Natacha Menzies sat silently through the hearty, sometimes-exultant memorial for her late husband. She let another share the letter she penned following his death in a Nov. 15 traffic collision.
But when yesterday's service at Grace Community Christian Ministries wrapped up, the widow of NYPD Officer Andre Menzies said there was one topic she needed to speak about.
The Dix Hills wreck that killed Andre Menzies as he traveled the Northern State Parkway to his North Babylon home came at the hands of a suspected drunken, wrong-way driver. Natacha Menzies plans to aid proponents of stiffer DWI penalties for repeat offenders and those who cause injury or death. "The minute you decide to drink and get in that vehicle, it's intentional. You become a weapon," she said outside the Amityville church where more than 60 mourners gathered. "Too many people are dying."
She has already grabbed the attention of Babylon Town Supervisor Steve Bellone. Speaking to the crowd at the start of the memorial, Bellone said Natacha Menzies "wants to make sure Andre and his life are never forgotten."
He played basketball through high school and college, graduating with a bachelor's degree from New York Institute of Technology.He joined the NYPD in 2001 and most recently worked as a housing officer. Devon Vickers, a friend and fellow Grace Community member, called Menzies a selfless person who put others' problems above his own.
An on-the-job injury had left Menzies on crutches, but Vickers said the officer's frequent phone calls would do more to comfort him. "He put everyone's problems ahead of his," he said.
Sheryl Vickers, Devon's wife and the church choir director, said her lasting memory of Menzies would be of him standing in the back of the room, leaning on a crutch with "one hand in the air, praising God."

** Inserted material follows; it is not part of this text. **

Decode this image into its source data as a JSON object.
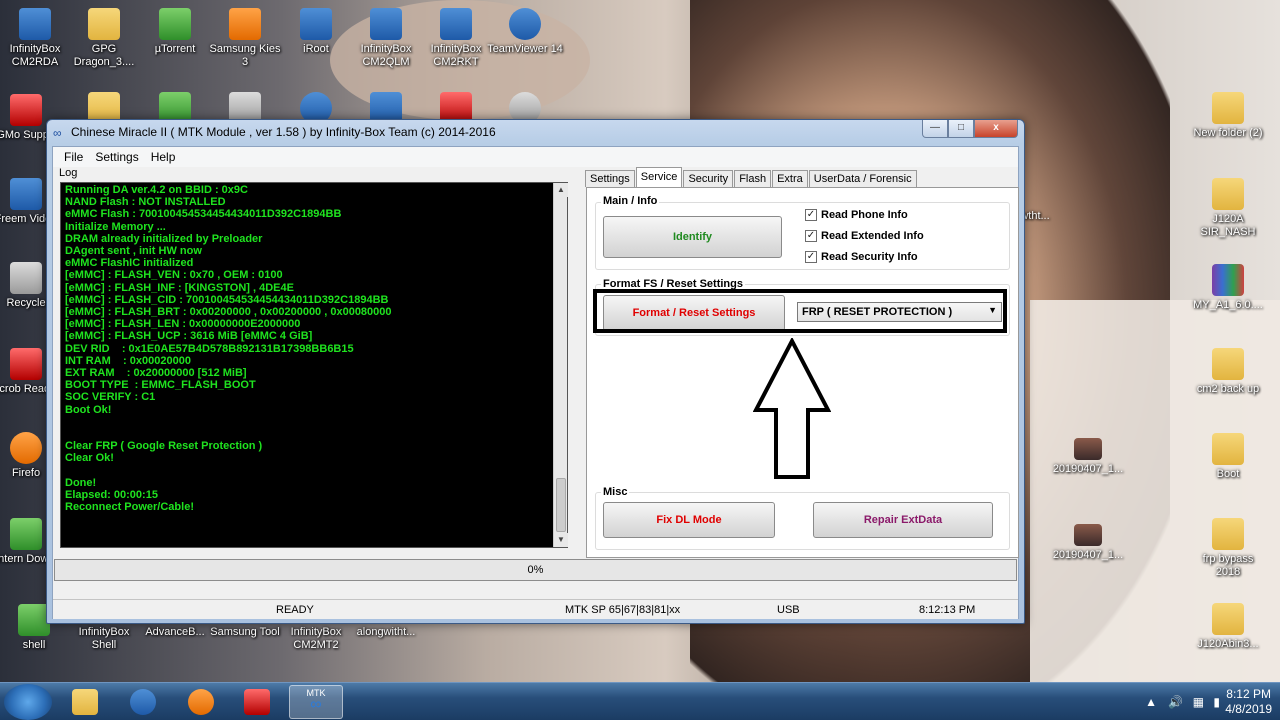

Menzies had five children - three girls with his first wife, who died after an epileptic seizure - and a 9-year-old boy and 7-year-girl with Natacha. Grace Community Pastor Robert L. Burgess began his eulogy gently, calling Menzies a loving husband and father who set a positive example by attending services no matter his schedule or physical ailment.
But Burgess turned fiery when he spoke of how Menzies' life was taken. "Somebody has got to do something about these folks who are driving under the influence," Burgess said in a near-scream. "It has become a deadly enemy in our society. How long must this enemy trouble us?"